▸ Work to complete
For the records below, say how many lines contain the string "this". Give the number only.

▸ Task input
-- Opening Marker --

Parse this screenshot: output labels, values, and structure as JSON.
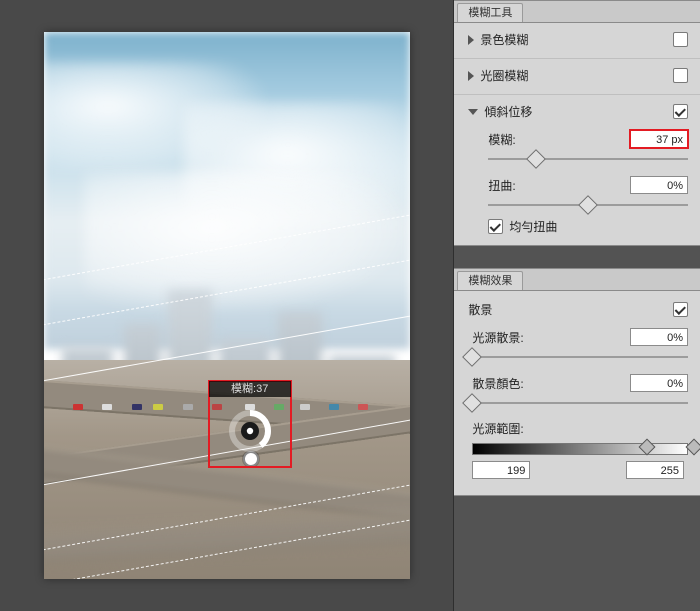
{
  "panels": {
    "tools": {
      "tab_label": "模糊工具"
    },
    "effects": {
      "tab_label": "模糊效果"
    }
  },
  "field_blur": {
    "label": "景色模糊",
    "expanded": false,
    "enabled": false
  },
  "iris_blur": {
    "label": "光圈模糊",
    "expanded": false,
    "enabled": false
  },
  "tilt_shift": {
    "label": "傾斜位移",
    "expanded": true,
    "enabled": true,
    "blur_label": "模糊:",
    "blur_value": "37 px",
    "blur_pct": 24,
    "distort_label": "扭曲:",
    "distort_value": "0%",
    "distort_pct": 50,
    "sym_label": "均勻扭曲",
    "sym_checked": true
  },
  "bokeh": {
    "label": "散景",
    "enabled": true,
    "light_label": "光源散景:",
    "light_value": "0%",
    "light_pct": 0,
    "color_label": "散景顏色:",
    "color_value": "0%",
    "color_pct": 0,
    "range_label": "光源範圍:",
    "range_lo": "199",
    "range_hi": "255",
    "range_lo_pct": 78,
    "range_hi_pct": 100
  },
  "overlay": {
    "label": "模糊:37"
  },
  "cars": [
    {
      "x": 8,
      "c": "#c33"
    },
    {
      "x": 16,
      "c": "#ddd"
    },
    {
      "x": 24,
      "c": "#336"
    },
    {
      "x": 30,
      "c": "#cc4"
    },
    {
      "x": 38,
      "c": "#aaa"
    },
    {
      "x": 46,
      "c": "#b44"
    },
    {
      "x": 55,
      "c": "#ddd"
    },
    {
      "x": 63,
      "c": "#6a6"
    },
    {
      "x": 70,
      "c": "#ccc"
    },
    {
      "x": 78,
      "c": "#48a"
    },
    {
      "x": 86,
      "c": "#c55"
    }
  ]
}
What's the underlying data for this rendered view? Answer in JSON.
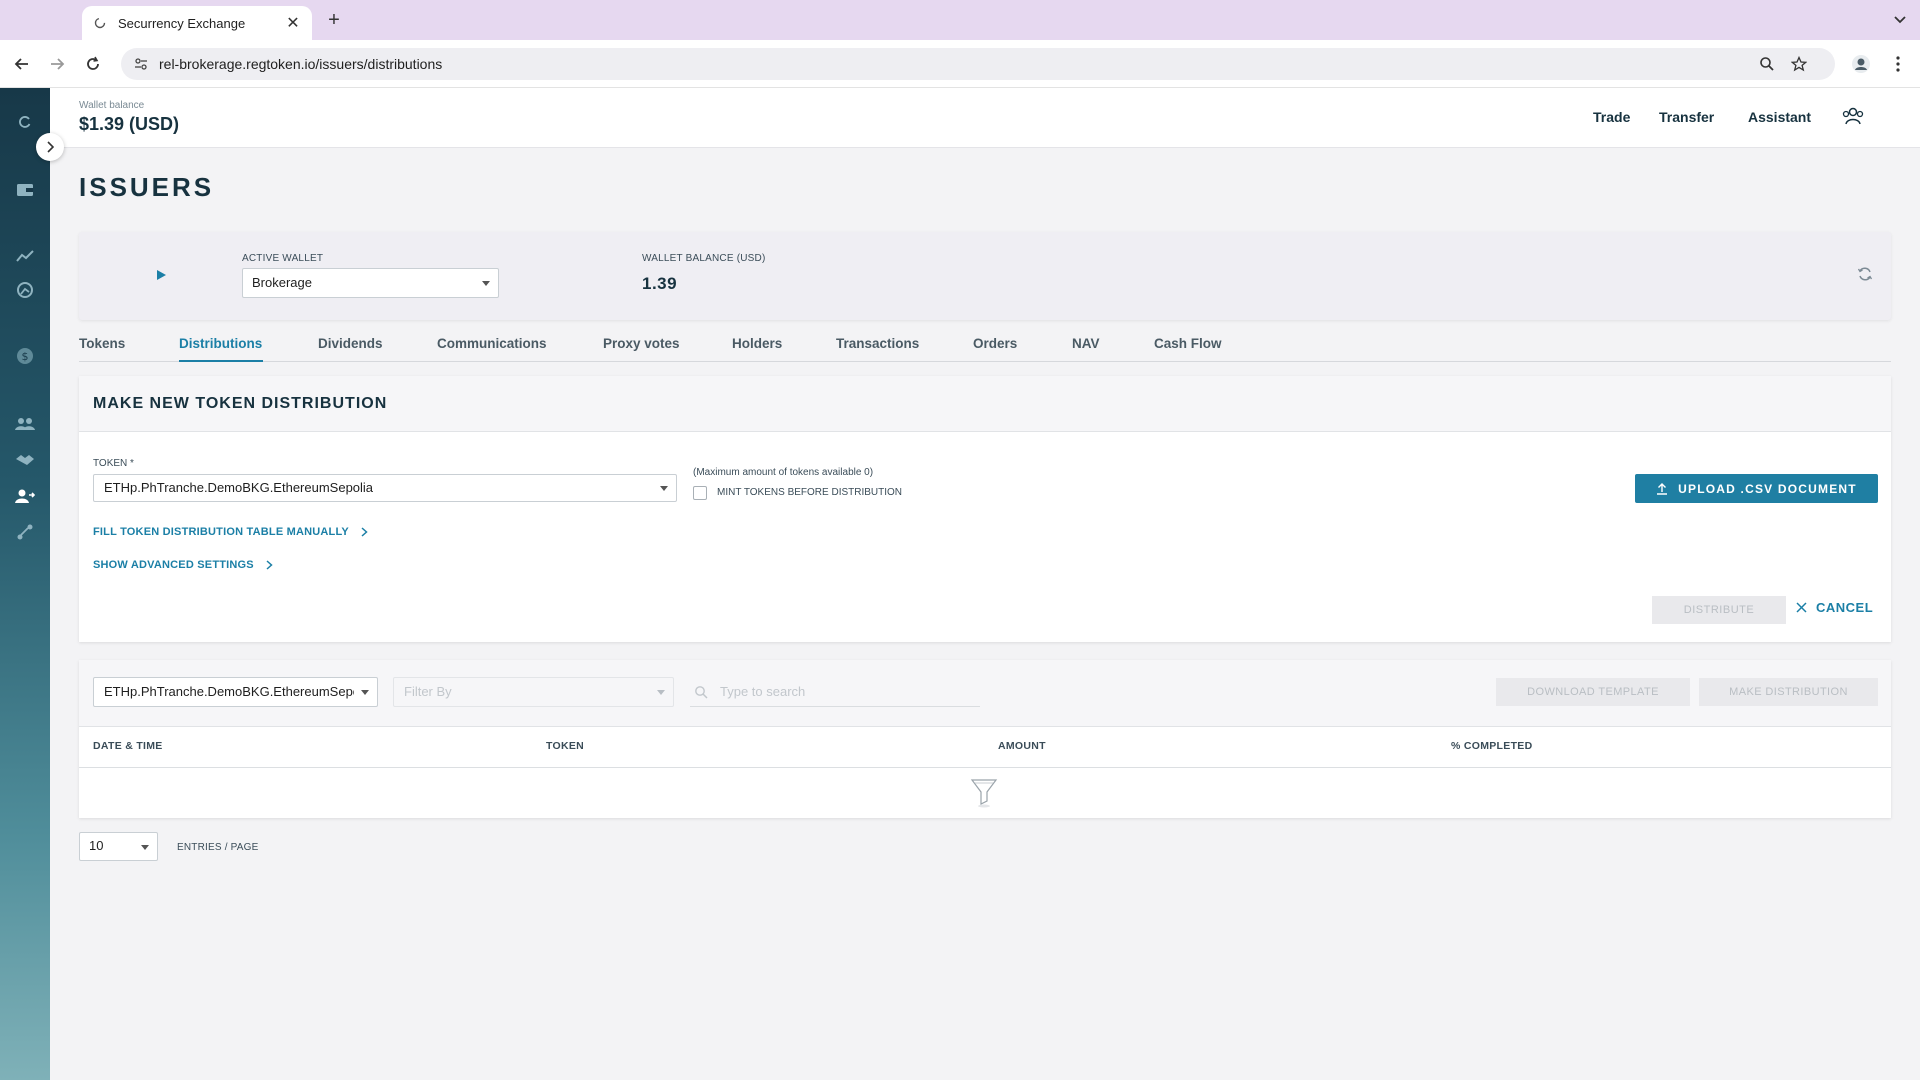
{
  "browser": {
    "tab_title": "Securrency Exchange",
    "url": "rel-brokerage.regtoken.io/issuers/distributions"
  },
  "header": {
    "wallet_balance_label": "Wallet balance",
    "wallet_balance_value": "$1.39 (USD)",
    "nav": [
      "Trade",
      "Transfer",
      "Assistant"
    ]
  },
  "page": {
    "title": "ISSUERS"
  },
  "wallet_card": {
    "active_wallet_label": "ACTIVE WALLET",
    "active_wallet_value": "Brokerage",
    "balance_label": "WALLET BALANCE (USD)",
    "balance_value": "1.39"
  },
  "tabs": [
    {
      "label": "Tokens",
      "active": false
    },
    {
      "label": "Distributions",
      "active": true
    },
    {
      "label": "Dividends",
      "active": false
    },
    {
      "label": "Communications",
      "active": false
    },
    {
      "label": "Proxy votes",
      "active": false
    },
    {
      "label": "Holders",
      "active": false
    },
    {
      "label": "Transactions",
      "active": false
    },
    {
      "label": "Orders",
      "active": false
    },
    {
      "label": "NAV",
      "active": false
    },
    {
      "label": "Cash Flow",
      "active": false
    }
  ],
  "distribution": {
    "title": "MAKE NEW TOKEN DISTRIBUTION",
    "token_label": "TOKEN *",
    "token_value": "ETHp.PhTranche.DemoBKG.EthereumSepolia",
    "max_note": "(Maximum amount of tokens available 0)",
    "mint_label": "MINT TOKENS BEFORE DISTRIBUTION",
    "mint_checked": false,
    "upload_label": "UPLOAD .CSV DOCUMENT",
    "fill_manually_label": "FILL TOKEN DISTRIBUTION TABLE MANUALLY",
    "advanced_label": "SHOW ADVANCED SETTINGS",
    "distribute_label": "DISTRIBUTE",
    "cancel_label": "CANCEL"
  },
  "table": {
    "token_filter_value": "ETHp.PhTranche.DemoBKG.EthereumSepolia",
    "filter_by_placeholder": "Filter By",
    "search_placeholder": "Type to search",
    "download_template_label": "DOWNLOAD TEMPLATE",
    "make_distribution_label": "MAKE DISTRIBUTION",
    "columns": [
      "DATE & TIME",
      "TOKEN",
      "AMOUNT",
      "% COMPLETED"
    ],
    "rows": []
  },
  "pagination": {
    "page_size": "10",
    "entries_label": "ENTRIES / PAGE"
  },
  "colors": {
    "accent": "#1b7fa6",
    "rail_top": "#173848",
    "rail_bottom": "#7fb1b8",
    "tab_strip": "#e6d8f0"
  }
}
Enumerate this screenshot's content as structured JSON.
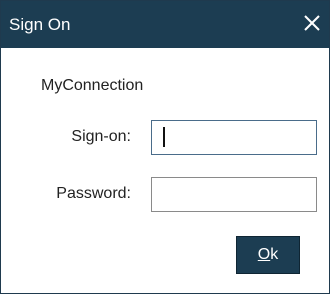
{
  "window": {
    "title": "Sign On",
    "close_glyph": "✕",
    "close_icon": "close-icon"
  },
  "form": {
    "subtitle": "MyConnection",
    "signon_label": "Sign-on:",
    "signon_value": "",
    "password_label": "Password:",
    "password_value": ""
  },
  "actions": {
    "ok_mnemonic": "O",
    "ok_rest": "k"
  },
  "colors": {
    "titlebar": "#1c3d52",
    "button": "#1c3d52",
    "focus_border": "#4a6c8a"
  }
}
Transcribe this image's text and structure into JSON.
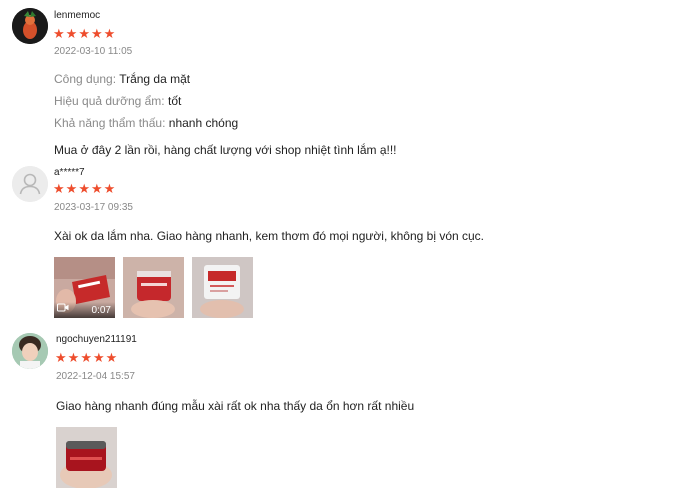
{
  "reviews": [
    {
      "username": "lenmemoc",
      "avatar": "profile-photo",
      "rating": 5,
      "date": "2022-03-10 11:05",
      "attributes": [
        {
          "label": "Công dụng:",
          "value": "Trắng da mặt"
        },
        {
          "label": "Hiệu quả dưỡng ẩm:",
          "value": "tốt"
        },
        {
          "label": "Khả năng thẩm thấu:",
          "value": "nhanh chóng"
        }
      ],
      "comment": "Mua ở đây 2 lần rồi, hàng chất lượng với shop nhiệt tình lắm ạ!!!"
    },
    {
      "username": "a*****7",
      "avatar": "default-user-icon",
      "rating": 5,
      "date": "2023-03-17 09:35",
      "comment": "Xài ok da lắm nha. Giao hàng nhanh, kem thơm đó mọi người, không bị vón cục.",
      "media": [
        {
          "type": "video",
          "duration": "0:07"
        },
        {
          "type": "image"
        },
        {
          "type": "image"
        }
      ]
    },
    {
      "username": "ngochuyen211191",
      "avatar": "profile-photo",
      "rating": 5,
      "date": "2022-12-04 15:57",
      "comment": "Giao hàng nhanh đúng mẫu xài rất ok nha thấy da ổn hơn rất nhiều",
      "media": [
        {
          "type": "image"
        }
      ]
    }
  ],
  "colors": {
    "star": "#ee4d2d",
    "meta_text": "#888888",
    "label_text": "#8a8a8a",
    "body_text": "#222222"
  },
  "icons": {
    "star": "★",
    "video": "camera-icon"
  }
}
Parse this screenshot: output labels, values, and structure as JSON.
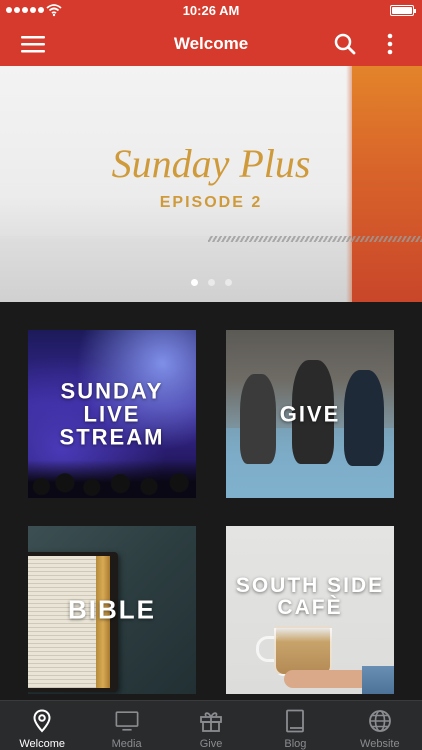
{
  "status_bar": {
    "time": "10:26 AM"
  },
  "nav": {
    "title": "Welcome"
  },
  "hero": {
    "title": "Sunday Plus",
    "subtitle": "EPISODE 2",
    "slide_count": 3,
    "active_slide": 1,
    "accent_color": "#cf9a3a"
  },
  "tiles": [
    {
      "label": "SUNDAY LIVE STREAM"
    },
    {
      "label": "GIVE"
    },
    {
      "label": "BIBLE"
    },
    {
      "label": "SOUTH SIDE CAFÈ"
    }
  ],
  "tab_bar": {
    "active_tab": "Welcome",
    "tabs": [
      {
        "label": "Welcome",
        "icon": "location-pin-icon"
      },
      {
        "label": "Media",
        "icon": "monitor-icon"
      },
      {
        "label": "Give",
        "icon": "gift-icon"
      },
      {
        "label": "Blog",
        "icon": "book-icon"
      },
      {
        "label": "Website",
        "icon": "globe-icon"
      }
    ]
  },
  "colors": {
    "brand": "#d53a2c",
    "background": "#1a1a1b",
    "tab_bar": "#2a2b2d",
    "tab_active": "#ffffff",
    "tab_inactive": "#8a8c90"
  }
}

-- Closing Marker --

▸ Answer box
5